If anyone was hoping for good news at the end of the year, it’s not coming in the form of increased holiday spending by consumers.
The National Retail Federation’s annual Holiday Consumer Intentions & Actions Survey concludes that holiday shoppers plan to spend an average of just over $700 on holiday gifts and seasonal merchandise.
That’s down slightly from last year’s holiday spending plans, which were closer to $720.
The chart below shows how average holiday spending has mirrored general economic conditions in the country over the past eight years:
After having grown to more than $750 in the 2006/07 period, a significant drop-off was seen in 2008 and 2009. With the recession bottoming out, this was followed by a tidy little jump in holiday spending 2010.

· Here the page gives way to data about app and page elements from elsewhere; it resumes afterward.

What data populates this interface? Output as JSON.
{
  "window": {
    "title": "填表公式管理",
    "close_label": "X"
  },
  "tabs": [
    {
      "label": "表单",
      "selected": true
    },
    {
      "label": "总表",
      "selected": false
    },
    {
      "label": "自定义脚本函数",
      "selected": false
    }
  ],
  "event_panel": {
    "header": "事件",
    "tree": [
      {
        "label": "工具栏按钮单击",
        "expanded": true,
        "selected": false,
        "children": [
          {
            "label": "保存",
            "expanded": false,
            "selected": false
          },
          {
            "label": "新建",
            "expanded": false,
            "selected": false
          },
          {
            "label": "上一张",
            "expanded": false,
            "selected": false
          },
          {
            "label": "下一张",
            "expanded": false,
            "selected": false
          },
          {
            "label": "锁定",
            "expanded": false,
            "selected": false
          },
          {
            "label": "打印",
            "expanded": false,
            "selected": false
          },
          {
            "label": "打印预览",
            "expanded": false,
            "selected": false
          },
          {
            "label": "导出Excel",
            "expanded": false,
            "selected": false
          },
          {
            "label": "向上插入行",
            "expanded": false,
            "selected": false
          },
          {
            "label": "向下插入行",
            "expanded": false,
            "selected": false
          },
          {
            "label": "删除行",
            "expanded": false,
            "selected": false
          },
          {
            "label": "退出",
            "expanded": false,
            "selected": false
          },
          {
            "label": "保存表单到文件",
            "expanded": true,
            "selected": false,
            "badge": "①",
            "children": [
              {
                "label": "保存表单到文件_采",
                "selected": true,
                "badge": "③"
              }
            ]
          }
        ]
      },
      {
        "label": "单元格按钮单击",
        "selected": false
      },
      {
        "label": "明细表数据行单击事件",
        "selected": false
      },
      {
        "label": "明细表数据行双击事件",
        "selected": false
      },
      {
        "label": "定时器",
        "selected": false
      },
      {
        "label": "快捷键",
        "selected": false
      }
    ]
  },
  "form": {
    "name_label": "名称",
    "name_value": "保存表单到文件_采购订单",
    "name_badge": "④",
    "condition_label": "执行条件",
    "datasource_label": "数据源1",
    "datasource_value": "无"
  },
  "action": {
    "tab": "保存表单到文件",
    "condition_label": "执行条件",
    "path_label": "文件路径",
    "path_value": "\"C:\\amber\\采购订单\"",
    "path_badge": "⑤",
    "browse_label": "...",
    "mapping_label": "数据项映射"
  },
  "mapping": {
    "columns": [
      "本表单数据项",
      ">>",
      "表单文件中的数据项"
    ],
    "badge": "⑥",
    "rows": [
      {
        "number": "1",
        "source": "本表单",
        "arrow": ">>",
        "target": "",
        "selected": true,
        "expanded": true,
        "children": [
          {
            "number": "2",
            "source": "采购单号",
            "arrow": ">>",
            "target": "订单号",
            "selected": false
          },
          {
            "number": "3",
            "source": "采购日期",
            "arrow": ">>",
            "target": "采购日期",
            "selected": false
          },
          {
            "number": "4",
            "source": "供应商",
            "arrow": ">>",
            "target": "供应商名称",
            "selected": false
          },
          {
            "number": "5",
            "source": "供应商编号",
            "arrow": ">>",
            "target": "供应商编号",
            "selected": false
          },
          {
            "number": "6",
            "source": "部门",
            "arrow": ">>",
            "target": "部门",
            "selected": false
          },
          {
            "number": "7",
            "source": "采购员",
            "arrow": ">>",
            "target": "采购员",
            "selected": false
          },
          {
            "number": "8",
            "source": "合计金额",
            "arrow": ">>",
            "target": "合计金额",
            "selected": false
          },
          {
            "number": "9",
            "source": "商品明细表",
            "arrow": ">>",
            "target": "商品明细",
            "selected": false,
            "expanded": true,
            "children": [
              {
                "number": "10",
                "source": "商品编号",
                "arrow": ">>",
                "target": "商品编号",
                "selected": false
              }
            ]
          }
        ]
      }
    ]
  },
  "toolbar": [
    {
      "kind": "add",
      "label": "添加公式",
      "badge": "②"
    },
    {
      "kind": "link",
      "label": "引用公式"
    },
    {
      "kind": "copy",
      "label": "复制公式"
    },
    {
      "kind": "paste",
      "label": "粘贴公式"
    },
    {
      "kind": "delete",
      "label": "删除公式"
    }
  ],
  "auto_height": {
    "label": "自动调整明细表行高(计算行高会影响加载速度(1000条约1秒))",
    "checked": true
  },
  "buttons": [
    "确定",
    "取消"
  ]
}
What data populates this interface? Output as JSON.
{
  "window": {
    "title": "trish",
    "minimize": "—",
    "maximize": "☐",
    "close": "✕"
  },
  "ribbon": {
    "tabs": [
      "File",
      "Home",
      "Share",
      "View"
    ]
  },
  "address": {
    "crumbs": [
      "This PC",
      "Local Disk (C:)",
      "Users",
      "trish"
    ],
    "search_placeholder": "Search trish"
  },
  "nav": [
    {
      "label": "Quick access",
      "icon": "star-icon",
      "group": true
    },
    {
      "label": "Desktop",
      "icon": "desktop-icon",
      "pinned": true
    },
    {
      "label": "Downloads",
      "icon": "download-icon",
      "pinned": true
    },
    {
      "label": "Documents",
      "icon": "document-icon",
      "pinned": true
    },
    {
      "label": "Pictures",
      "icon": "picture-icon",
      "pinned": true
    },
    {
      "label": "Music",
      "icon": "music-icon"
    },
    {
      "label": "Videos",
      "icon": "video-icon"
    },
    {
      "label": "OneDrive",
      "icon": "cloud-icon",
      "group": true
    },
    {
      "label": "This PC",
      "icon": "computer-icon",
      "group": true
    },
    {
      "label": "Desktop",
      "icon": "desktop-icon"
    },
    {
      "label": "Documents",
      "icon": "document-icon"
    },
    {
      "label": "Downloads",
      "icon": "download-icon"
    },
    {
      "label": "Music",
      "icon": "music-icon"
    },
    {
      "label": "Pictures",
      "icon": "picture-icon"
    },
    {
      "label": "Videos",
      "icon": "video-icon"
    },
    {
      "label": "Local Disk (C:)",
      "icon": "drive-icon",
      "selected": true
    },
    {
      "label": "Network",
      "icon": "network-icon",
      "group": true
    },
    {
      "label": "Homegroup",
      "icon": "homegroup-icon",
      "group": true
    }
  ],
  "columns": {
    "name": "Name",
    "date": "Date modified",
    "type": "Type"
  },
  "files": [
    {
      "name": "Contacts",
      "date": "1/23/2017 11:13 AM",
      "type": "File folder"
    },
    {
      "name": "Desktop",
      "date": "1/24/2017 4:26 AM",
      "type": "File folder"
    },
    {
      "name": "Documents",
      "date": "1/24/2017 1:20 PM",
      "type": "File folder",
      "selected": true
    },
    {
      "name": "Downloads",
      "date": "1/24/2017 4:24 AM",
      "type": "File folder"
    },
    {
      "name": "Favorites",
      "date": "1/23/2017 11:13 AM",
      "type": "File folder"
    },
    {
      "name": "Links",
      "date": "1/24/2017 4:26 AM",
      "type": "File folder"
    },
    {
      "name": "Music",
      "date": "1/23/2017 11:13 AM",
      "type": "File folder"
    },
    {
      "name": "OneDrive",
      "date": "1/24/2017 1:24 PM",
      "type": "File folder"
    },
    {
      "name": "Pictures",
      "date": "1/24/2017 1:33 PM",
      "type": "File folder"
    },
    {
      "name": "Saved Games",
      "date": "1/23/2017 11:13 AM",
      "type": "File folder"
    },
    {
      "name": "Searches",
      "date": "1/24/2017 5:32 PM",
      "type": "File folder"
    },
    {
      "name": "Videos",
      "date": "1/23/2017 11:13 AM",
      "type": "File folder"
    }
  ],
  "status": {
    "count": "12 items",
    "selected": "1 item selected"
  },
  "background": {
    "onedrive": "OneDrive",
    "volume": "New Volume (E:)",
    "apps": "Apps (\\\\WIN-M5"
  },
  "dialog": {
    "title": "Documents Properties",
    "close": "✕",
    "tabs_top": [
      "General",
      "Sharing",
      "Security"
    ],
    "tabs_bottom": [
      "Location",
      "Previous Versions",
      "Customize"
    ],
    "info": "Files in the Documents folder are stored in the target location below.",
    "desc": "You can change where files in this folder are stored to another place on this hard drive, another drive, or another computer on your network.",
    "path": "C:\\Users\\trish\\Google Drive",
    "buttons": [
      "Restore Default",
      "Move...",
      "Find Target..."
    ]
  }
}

But just like the rest of the economic picture, things have stalled since then – or pulled slightly back.
In another recent survey, Ipsos Public Affairs has found that women are more likely than men to be planning to cut back on their holiday shopping outlays … as are people over age 35 compared to younger adults.
With consumers continuing to watch their wallets, it’s no surprise that many are taking advantage of savings opportunities. In the Ipsos survey, half of all respondents reported that they had used magazine coupons within the previous 30 days, and there was significant usage of online savings vehicles as well:
Magazine or newspaper coupons: ~50% have used in the past 30 days
Loyalty cards or in-store promos: ~47% have used
Printable coupons from the web: ~28% have used
Online “daily deal” coupons: ~27% have used
Online coupon codes: ~25% have used
Despite the slightly lower figures for intended holiday spending in 2011, the National Retail Federation’s survey finds that nearly 40% of consumers will have already started their holiday shopping in October. A similar 40% plan to start shopping in November, while the remaining 20% won’t begin their shopping activities until September.
[A slim ~4% represent those procrastinators who don’t plan to start any of their shopping until the last two weeks of December; I think most of us all know at least one person who falls into this rarified category.]
And if you’re wondering how the average shopper plans to allocate his or her holiday spending this year, it comes as little surprise that shopping for gifts for children and other family members represents well over half of the value of planned purchases:
Gifts for children, parents and other family members: ~$403
Gifts for friends, co-workers and others: ~$112
Holiday-related food items: ~$97
Holiday decorations: ~$47
Greeting cards: ~$27
What about you? Do your holiday shopping plans for 2011 mirror what the NRF survey found?